Wednesday, April 27th
3:10 PM-
A-102: Standards (Architectures/Software/Tools Track)
Paper Title: A Standard API for Accessing Compute Engines on a Network

Paper Abstract: OpenSNAPI, a project of the Unified Communication Consortium (UCF, see, is a proposed standard application programming interface (API) for accessing compute engines on a network. The OpenSNAPI unified API is intended to expand the applicability of emerging use cases, such as in-network computing, and ultimately enabling more efficient data processing through broader deployments of SmartNICs. A proof-of-concept implementation of the API based on the OpenSNAPI software stack is now available for fast compute migration.
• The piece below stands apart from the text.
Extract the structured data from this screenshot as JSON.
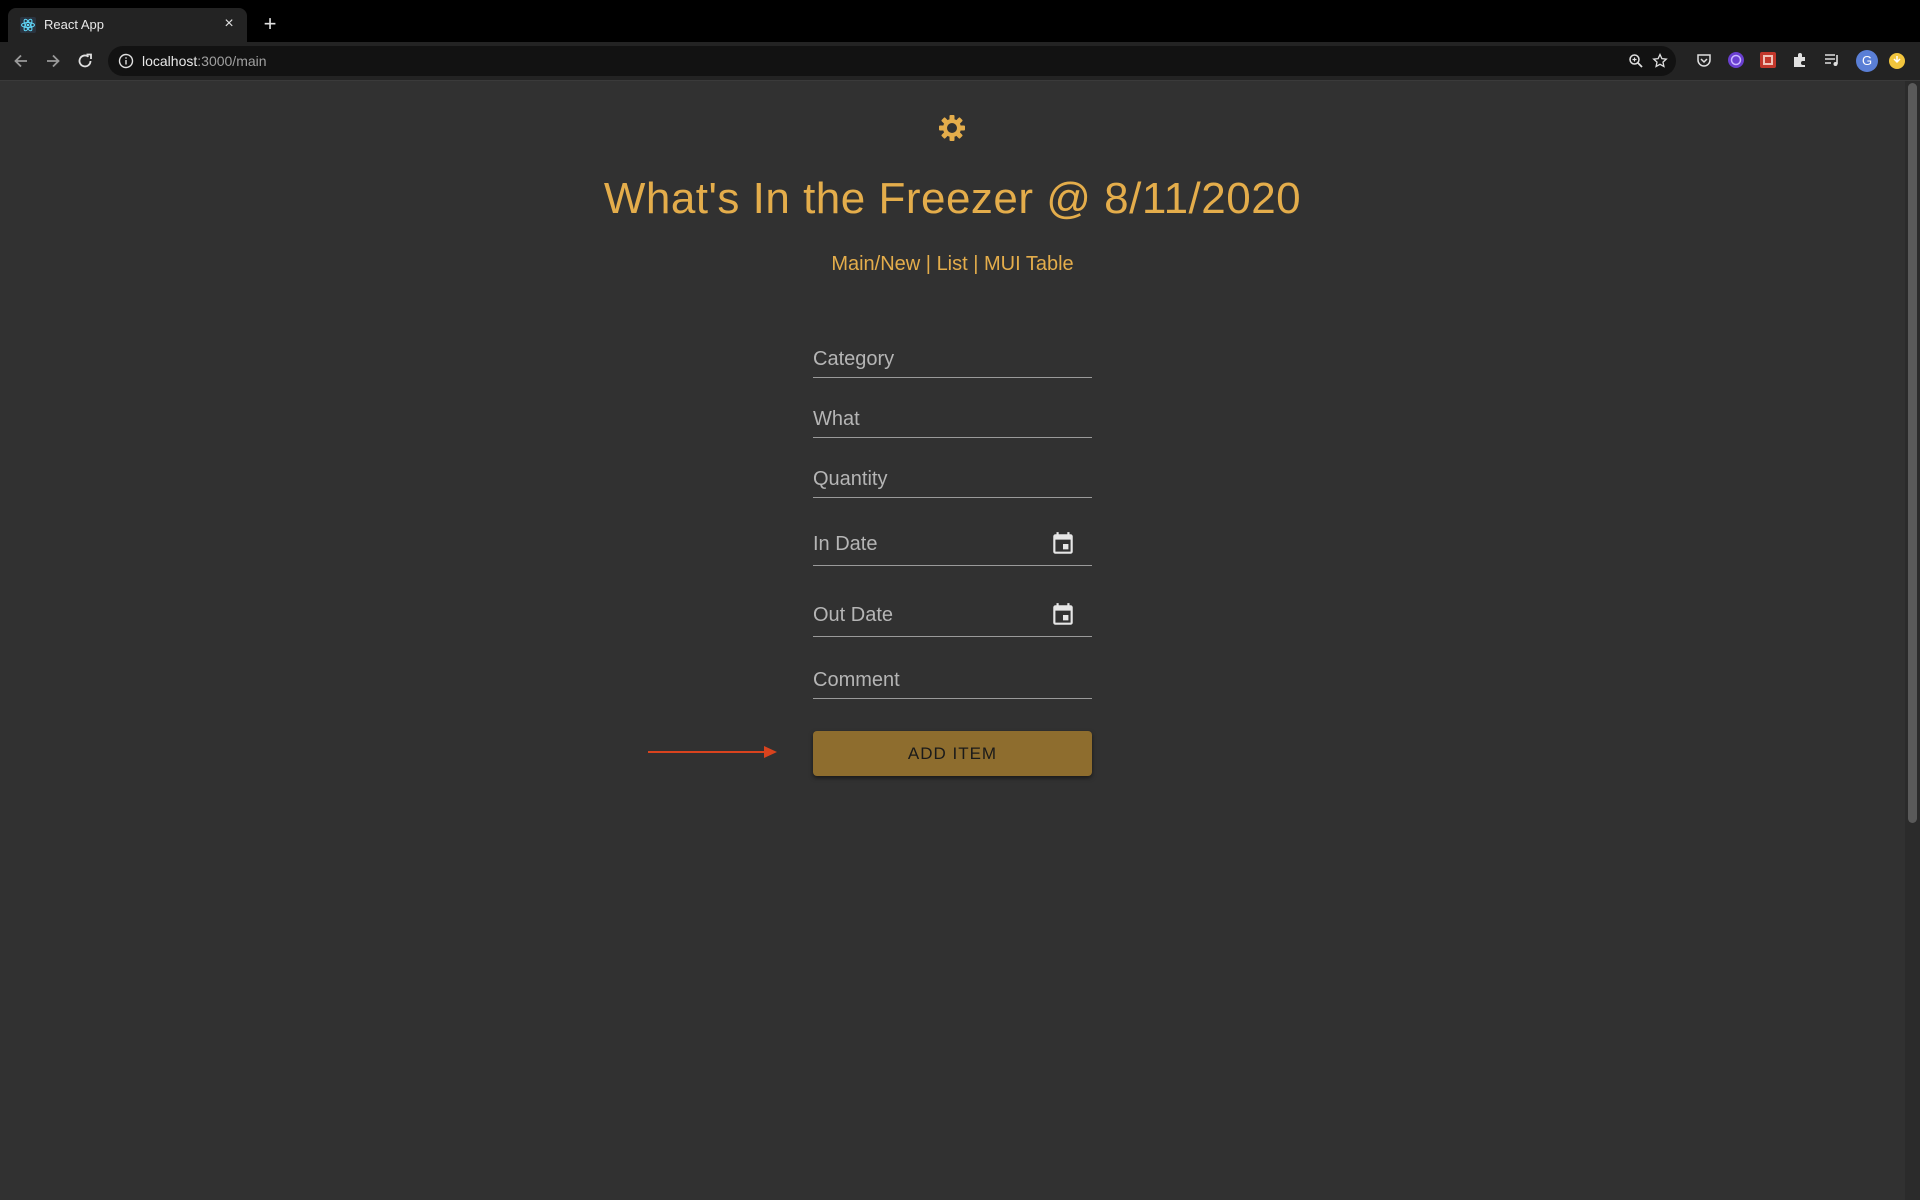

This API could be used to dispatch user functions from a host CPU to a SmartNIC (DPU) or remote servers. It can also meet the needs of large-scale irregular applications (such as semantic graph analysis) composed of many coordinating tasks operating on a data set so big that it must be stored on many physical devices.

Paper Author: Pavel Shamis, Sr Principal Research Engineer, Arm

Author Bio: Pavel Shamis (Pasha) is a Senior Principal Research Engineer at Arm. His work focuses on co-design software, hardware building blocks for high-performance interconnect technologies, development of communications middleware, and novel programming models. Before joining Arm, he was a Research Scientist at Oak Ridge National Laboratory (ORNL) where he worked on high-performance communications domains including Collective Communication Offload (CORE-Direct & Cheetah), OpenSHMEM, and Open Unified Communication X (Open UCX). Before joining ORNL, Pavel worked at Mellanox Technologies, where he led the HPC team and was a key driver in enabling the Mellanox HPC software stack. He holds multiple patents dealing with in-network accelerators. Pavel received a 2015 R&D 100 award for his work on the CORE-Direct in-network computing technology and the 2019 R&D 100 award for developing the Open UCX software framework for HPC, storage, data analytics, and AI.